2. What is Graston Technique used for? Now that you know that Graston Technique is used to mobilize myofascial restrictions, you’re probably wondering , “great...so what exactly does that mean?!” What it means is that basically any sort of injury of inflammatory process has the potential to alter the composition of healthy tissue, so Graston can be used to treat a VARIETY of different conditions! Some of the most common things I treat in the office with Graston include Plantar Fasciitis, trigger finger, Golfer’s Elbow, Tennis Elbow, rotator cuff injuries, and knee and ankle sprain/strain injuries. I also use Graston to help relieve pain and stiffness in the neck and upper back specifically due to inflammation and over use of the upper trapezius muscles (this feels SO good, and can also be done on the hamstrings and quads!).
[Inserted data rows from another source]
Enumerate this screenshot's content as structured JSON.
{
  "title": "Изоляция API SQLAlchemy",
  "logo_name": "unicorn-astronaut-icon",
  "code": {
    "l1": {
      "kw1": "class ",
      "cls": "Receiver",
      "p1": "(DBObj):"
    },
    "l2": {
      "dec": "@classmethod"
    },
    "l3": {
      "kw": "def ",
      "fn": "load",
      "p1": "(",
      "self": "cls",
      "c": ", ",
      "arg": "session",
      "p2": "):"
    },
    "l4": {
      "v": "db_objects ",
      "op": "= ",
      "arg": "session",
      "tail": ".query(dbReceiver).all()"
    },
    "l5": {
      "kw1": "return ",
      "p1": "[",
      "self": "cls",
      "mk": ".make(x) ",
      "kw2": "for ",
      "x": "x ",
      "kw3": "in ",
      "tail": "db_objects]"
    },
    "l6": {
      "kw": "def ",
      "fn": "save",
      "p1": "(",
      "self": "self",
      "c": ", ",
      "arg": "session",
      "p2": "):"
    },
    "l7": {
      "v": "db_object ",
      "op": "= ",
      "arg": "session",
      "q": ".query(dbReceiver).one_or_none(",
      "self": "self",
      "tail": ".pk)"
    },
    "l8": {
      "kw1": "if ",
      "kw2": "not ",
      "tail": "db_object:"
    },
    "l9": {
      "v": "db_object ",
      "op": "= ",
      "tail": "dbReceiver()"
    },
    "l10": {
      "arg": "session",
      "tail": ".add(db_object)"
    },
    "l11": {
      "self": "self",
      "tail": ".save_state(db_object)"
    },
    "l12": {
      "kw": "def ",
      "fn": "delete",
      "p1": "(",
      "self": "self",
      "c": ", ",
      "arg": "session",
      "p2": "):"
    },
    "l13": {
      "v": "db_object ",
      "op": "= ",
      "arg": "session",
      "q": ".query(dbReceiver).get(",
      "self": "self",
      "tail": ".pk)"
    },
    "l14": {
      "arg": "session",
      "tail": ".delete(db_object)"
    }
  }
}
3. What To Expect Out of a Graston Session: A normal Graston session will take between 10-20 minutes, depending on the severity of the injury, and the part of the body that is being treated. First, topical ointment is used over the skin to reduce friction and skin irritation, allowing the instruments to glide easily over the skin and muscle. After the skin is prepped, stainless steel Graston instruments of various shapes in sizes are used with light to moderate pressure over the area, usually in a sweeping motion (some people refer to this as “scraping”). During or immediately after Graston treatment, it is normal for the skin to appear red.. You may even experience a little bruising and soreness 24-48 hours later, and this is due to the physical nature of therapy. Ice can be used for any discomfort, and after that passes you will more than likely feel improvement after just one session!